The Scottish Government has issued its formal response to a major review of mediation in Scotland. This is the latest in a series of significant mediation developments in Scotland and it signals that more are to come.

Background

In July 2019 Scottish Mediation launched a major Report “Bringing Mediation into the Mainstream in Civil Justice in Scotland” by the Expert Group on Mediation in Civil Justice in Scotland (see our Law-Now here). This reported on the work of the Expert Group and Scottish Mediation, with support of the Scottish Government, to explore how greater use of mediation might be encouraged in the civil justice system in Scotland. The resulting Report was clear that mediation can provide tried and tested benefits to parties in dispute, as well as wider benefits to society and the economy. It proposed a bold strategy, by way of 27 recommendations, to “normalise” the use of mediation in the civil justice system as a “viable option in addition to, and often instead of, litigation”. This included introducing a mandatory requirement on parties to attend a session about mediation, funding options and primary legislation by way of a Scottish Mediation Act.

The Report followed a number of significant mediation developments in Scotland including: more encouragement of ADR by the courts in 2017; a report of the Justice Committee of the Scottish Parliament in 2018; and a consultation for a Member’s Bill on mediation in Scotland in May 2019 (for our Law-Nows on all of these developments see here, here and here). The consultation for the Member’s Bill closed in August 2019 and a summary of responses can be found here. Cross-party support was subsequently sought and gained from 54 supporting MSPs. As a result, the Bill may be formally introduced in the Scottish Parliament up until 1 June 2020.

Scottish Government’s Response

The Scottish Government has now given its formal Response to the Report. Of particular note, the Response:

  • takes a positive approach to increasing mediation – “it is clear that mediation should have a bigger role to play in helping citizens resolve disputes” – whilst noting that the right to access court should always be preserved;
  • considers that a series of questions arise out of the Report which require to be resolved before legislation is brought forward;
  • says that the Scottish Government will therefore launch a public consultation on mediation and wider dispute resolution reforms in 2020 and collaborate with key stakeholders within a “Collaborative Partnership on Dispute Resolution” and a new “Scottish Dispute Resolution Delivery Group” as part of developing its policy on dispute resolution;
  • says that the Scottish Government will give careful consideration to the Member’s Bill on mediation in Scotland “if and when it is formally introduced to Parliament”, whilst noting that systematic reform is needed in a number of areas and that any legislation will require to tackle all of the issues simultaneously to bring mediation into the mainstream and to avoid limited effect.

The Response explains that the work of the new Scottish Dispute Resolution Delivery Group is to begin in 2020. This is expected to focus on the concept of an “Early Dispute Resolution Office” (a body proposed by the Report as a first stage “triage” to review all court cases, identify and direct cases towards mediation or other more appropriate forms of dispute resolution and to coordinate the mediation process); wider dispute resolution infrastructure; possible financial models; mediator standards and complaints; training for the legal profession; public awareness; whether legislation is required; and implementation arrangements.

Implications

The Response is another positive step for mediation.
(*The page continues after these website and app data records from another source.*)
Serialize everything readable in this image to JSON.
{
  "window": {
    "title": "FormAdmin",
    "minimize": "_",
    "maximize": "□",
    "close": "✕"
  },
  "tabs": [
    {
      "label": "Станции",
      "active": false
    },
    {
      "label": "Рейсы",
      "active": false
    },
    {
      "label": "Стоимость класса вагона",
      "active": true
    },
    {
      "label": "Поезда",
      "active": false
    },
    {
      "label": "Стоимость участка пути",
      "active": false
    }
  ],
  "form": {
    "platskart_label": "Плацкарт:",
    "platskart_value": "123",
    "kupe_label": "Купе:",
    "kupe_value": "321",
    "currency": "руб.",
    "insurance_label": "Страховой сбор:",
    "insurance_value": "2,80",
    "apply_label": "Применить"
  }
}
The Scottish Government is taking a clearly pro-mediation stance. Along with the momentum of recent developments, there is genuine potential to move towards embedding mediation in the civil justice system.

That said, the next steps the Scottish Government has set out may be more cautious than some expected. A public consultation and further work by stakeholders and experts will no doubt be productive, although they will take some time. In the meantime there is no commitment from the Scottish Government to legislating in this area, which leaves the door open for the Member’s Bill on mediation to progress.

References:

The Scottish Government Response to the Independent Review of Mediation in Scotland.

Bringing Mediation into the Mainstream in Civil Justice in Scotland.

Proposed Mediation (Scotland) Bill.